For Pablo De Sarasate’s ”Carmen” Fantasy, Vladimir Dyo took the stage with his violin. Mr. Dyo is a faculty member and coordinator of chamber ensembles at the Boyer College of Music. He rose to the occasion tonight, with this very challenging violin solo, accompanied by the orchestra. The work is rambunctious and feverish, with sudden shifts from racing, raging tempos to near, surreal silence. Mr. Dyo performed with seasoned stage presence. The operatic themes are interwoven in the “Fantasy”, with rhythmic dervish, notes spinning faster than conceivable flamenco dance. The finale’s tonal flourish brought accolades from the Carnegie crowd.

Sumi Jo, soprano, took the stage for the next two works, arias from Bellini’s I Puritani and Offenbach’s Les Contes d’Hoffmann. Ms. Jo wore an expansive, white sparkly gown, with a giant, pink ribbon, the enormity of which equaled the endless range of her vocal talent. In the Bellini, Ms. Jo’s vocals resonated throughout the Hall, and she occasionally held one note, shifting its tones, but never interrupting for a breath. Her personality was outsized, as well. For the Offenbach, Ms. Jo sang the aria of Ophelia, a mechanical doll, whose fabricator, Dr. Coppélius, winds her up when she bends over, as her vocals slow down. Tonight, Maestro Kim was Dr. Coppélius, who wound up Ms. Jo, whenever the aria slowed, as she bent over as the character, Ophelia. This was easily understood and comical, with orchestral “wind-up” effects. The staccato ecstasy and endlessly held notes entertained Ms. Jo’s multitude of fans. Soon Ms. Jo returned to the stage, in a new pink and green gown, and sang an encore, a Korean tune, dedicated to Ulsan and her Korean admirers.
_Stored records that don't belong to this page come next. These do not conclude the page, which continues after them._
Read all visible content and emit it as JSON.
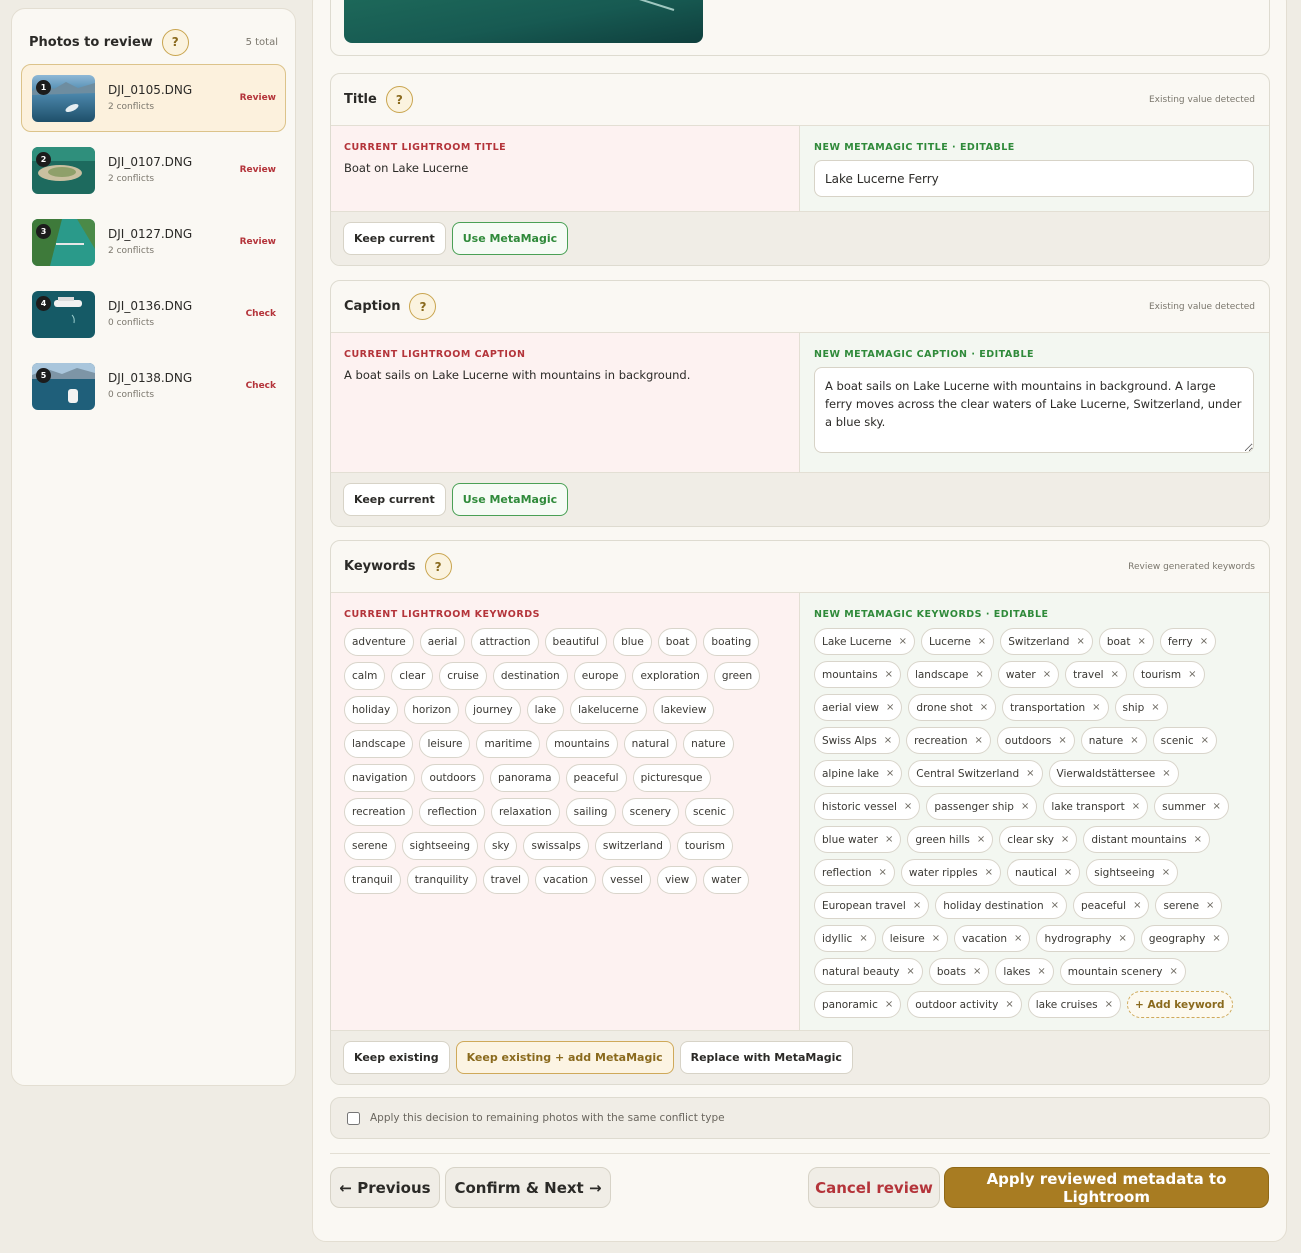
{
  "sidebar": {
    "title": "Photos to review",
    "help": "?",
    "total": "5 total",
    "photos": [
      {
        "num": "1",
        "name": "DJI_0105.DNG",
        "conflicts": "2 conflicts",
        "status": "Review"
      },
      {
        "num": "2",
        "name": "DJI_0107.DNG",
        "conflicts": "2 conflicts",
        "status": "Review"
      },
      {
        "num": "3",
        "name": "DJI_0127.DNG",
        "conflicts": "2 conflicts",
        "status": "Review"
      },
      {
        "num": "4",
        "name": "DJI_0136.DNG",
        "conflicts": "0 conflicts",
        "status": "Check"
      },
      {
        "num": "5",
        "name": "DJI_0138.DNG",
        "conflicts": "0 conflicts",
        "status": "Check"
      }
    ]
  },
  "title_card": {
    "title": "Title",
    "help": "?",
    "note": "Existing value detected",
    "current_label": "CURRENT LIGHTROOM TITLE",
    "current_value": "Boat on Lake Lucerne",
    "new_label": "NEW METAMAGIC TITLE · EDITABLE",
    "new_value": "Lake Lucerne Ferry",
    "keep": "Keep current",
    "use": "Use MetaMagic"
  },
  "caption_card": {
    "title": "Caption",
    "help": "?",
    "note": "Existing value detected",
    "current_label": "CURRENT LIGHTROOM CAPTION",
    "current_value": "A boat sails on Lake Lucerne with mountains in background.",
    "new_label": "NEW METAMAGIC CAPTION · EDITABLE",
    "new_value": "A boat sails on Lake Lucerne with mountains in background. A large ferry moves across the clear waters of Lake Lucerne, Switzerland, under a blue sky.",
    "keep": "Keep current",
    "use": "Use MetaMagic"
  },
  "keywords_card": {
    "title": "Keywords",
    "help": "?",
    "note": "Review generated keywords",
    "current_label": "CURRENT LIGHTROOM KEYWORDS",
    "new_label": "NEW METAMAGIC KEYWORDS · EDITABLE",
    "current": [
      "adventure",
      "aerial",
      "attraction",
      "beautiful",
      "blue",
      "boat",
      "boating",
      "calm",
      "clear",
      "cruise",
      "destination",
      "europe",
      "exploration",
      "green",
      "holiday",
      "horizon",
      "journey",
      "lake",
      "lakelucerne",
      "lakeview",
      "landscape",
      "leisure",
      "maritime",
      "mountains",
      "natural",
      "nature",
      "navigation",
      "outdoors",
      "panorama",
      "peaceful",
      "picturesque",
      "recreation",
      "reflection",
      "relaxation",
      "sailing",
      "scenery",
      "scenic",
      "serene",
      "sightseeing",
      "sky",
      "swissalps",
      "switzerland",
      "tourism",
      "tranquil",
      "tranquility",
      "travel",
      "vacation",
      "vessel",
      "view",
      "water"
    ],
    "new": [
      "Lake Lucerne",
      "Lucerne",
      "Switzerland",
      "boat",
      "ferry",
      "mountains",
      "landscape",
      "water",
      "travel",
      "tourism",
      "aerial view",
      "drone shot",
      "transportation",
      "ship",
      "Swiss Alps",
      "recreation",
      "outdoors",
      "nature",
      "scenic",
      "alpine lake",
      "Central Switzerland",
      "Vierwaldstättersee",
      "historic vessel",
      "passenger ship",
      "lake transport",
      "summer",
      "blue water",
      "green hills",
      "clear sky",
      "distant mountains",
      "reflection",
      "water ripples",
      "nautical",
      "sightseeing",
      "European travel",
      "holiday destination",
      "peaceful",
      "serene",
      "idyllic",
      "leisure",
      "vacation",
      "hydrography",
      "geography",
      "natural beauty",
      "boats",
      "lakes",
      "mountain scenery",
      "panoramic",
      "outdoor activity",
      "lake cruises"
    ],
    "remove_glyph": "×",
    "add_keyword": "+ Add keyword",
    "keep_existing": "Keep existing",
    "keep_add": "Keep existing + add MetaMagic",
    "replace": "Replace with MetaMagic"
  },
  "apply_all": "Apply this decision to remaining photos with the same conflict type",
  "nav": {
    "previous": "← Previous",
    "confirm_next": "Confirm & Next →",
    "cancel": "Cancel review",
    "apply": "Apply reviewed metadata to Lightroom"
  }
}
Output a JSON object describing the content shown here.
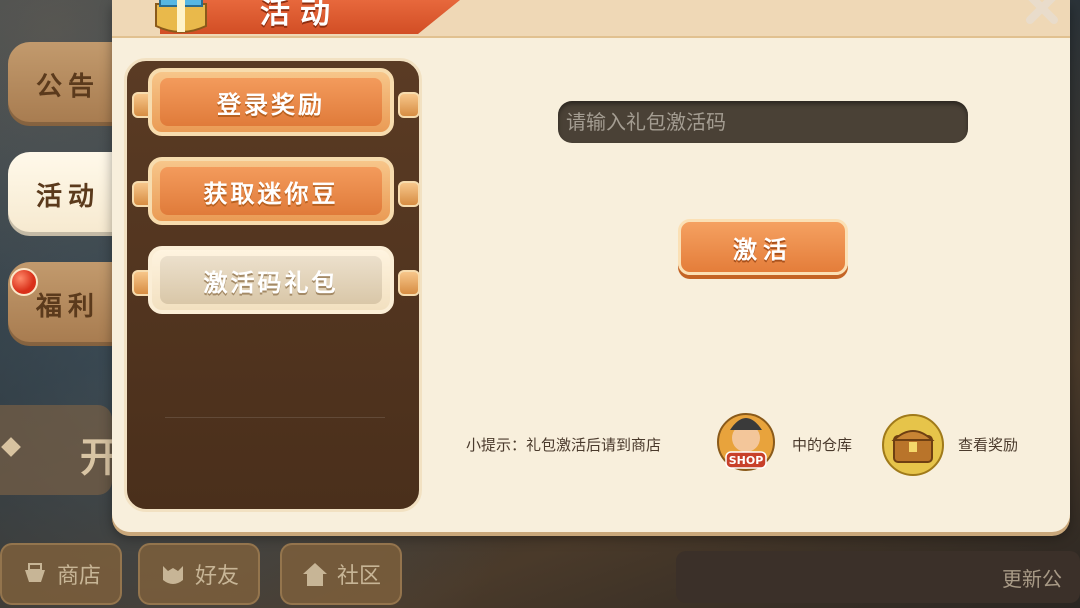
{
  "side_tabs": [
    {
      "label": "公告",
      "active": false
    },
    {
      "label": "活动",
      "active": true
    },
    {
      "label": "福利",
      "active": false
    }
  ],
  "faded_left_text": "开",
  "header": {
    "title": "活动"
  },
  "menu": [
    {
      "label": "登录奖励",
      "active": false
    },
    {
      "label": "获取迷你豆",
      "active": false
    },
    {
      "label": "激活码礼包",
      "active": true
    }
  ],
  "code": {
    "placeholder": "请输入礼包激活码",
    "value": ""
  },
  "activate_label": "激活",
  "tip": {
    "part1": "小提示：礼包激活后请到商店",
    "shop_badge": "SHOP",
    "part2": "中的仓库",
    "part3": "查看奖励"
  },
  "bottom_nav": [
    {
      "label": "商店",
      "icon": "shop-icon"
    },
    {
      "label": "好友",
      "icon": "friends-icon"
    },
    {
      "label": "社区",
      "icon": "home-icon"
    }
  ],
  "news": "更新公",
  "colors": {
    "accent": "#e47d3a",
    "panel": "#f8efdc",
    "list_bg": "#4a2f1b"
  }
}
For the Dvořák Symphony No. 8, Maestro Kim demonstrated the virtuosity and cohesion of this exemplary orchestra. The first movement, “Allegro con brio”, brought forth bucolic flutes in a majestic pulse. A cello solo, in a magnificent theme, was evocative of the composer’s Czechoslovakian homeland. The Ulsan Philharmonic Orchestra was immediately seen as sophisticated and international, as it presented this renowned symphony. Brisk, clear tempos resounded. The second movement, “Adagio”, opened with mysterious, dramatically-infused tones, in compelling phrases, evocative of filmatic scores. A driven, percussive pulse with nuanced textures ensued. The third movement, “Allegretto grazioso-Molto vivace”, included a waltz-like theme, evoking visions of a ballroom. The familiar theme resonated with rapture. A trumpet solo was eloquent. The final, fourth movement, “Allegro, ma non troppo”, built with rapid momentum, adding energized emotionality. A fiery, stormy finale completed this marvelous performance. A rhapsodic, Korean tune closed the evening. Kudos to Maestro Kim, Mr. Dyo, Ms. Jo, and the Ulsan Philharmonic Orchestra. It should be noted that the Mayor of Ulsan Metropolitan City, Gi-hyeon Kim, was in tonight’s audience, as he presented the conductor with a floral bouquet of gratitude.

For more information, contact Dr. Roberta E. Zlokower at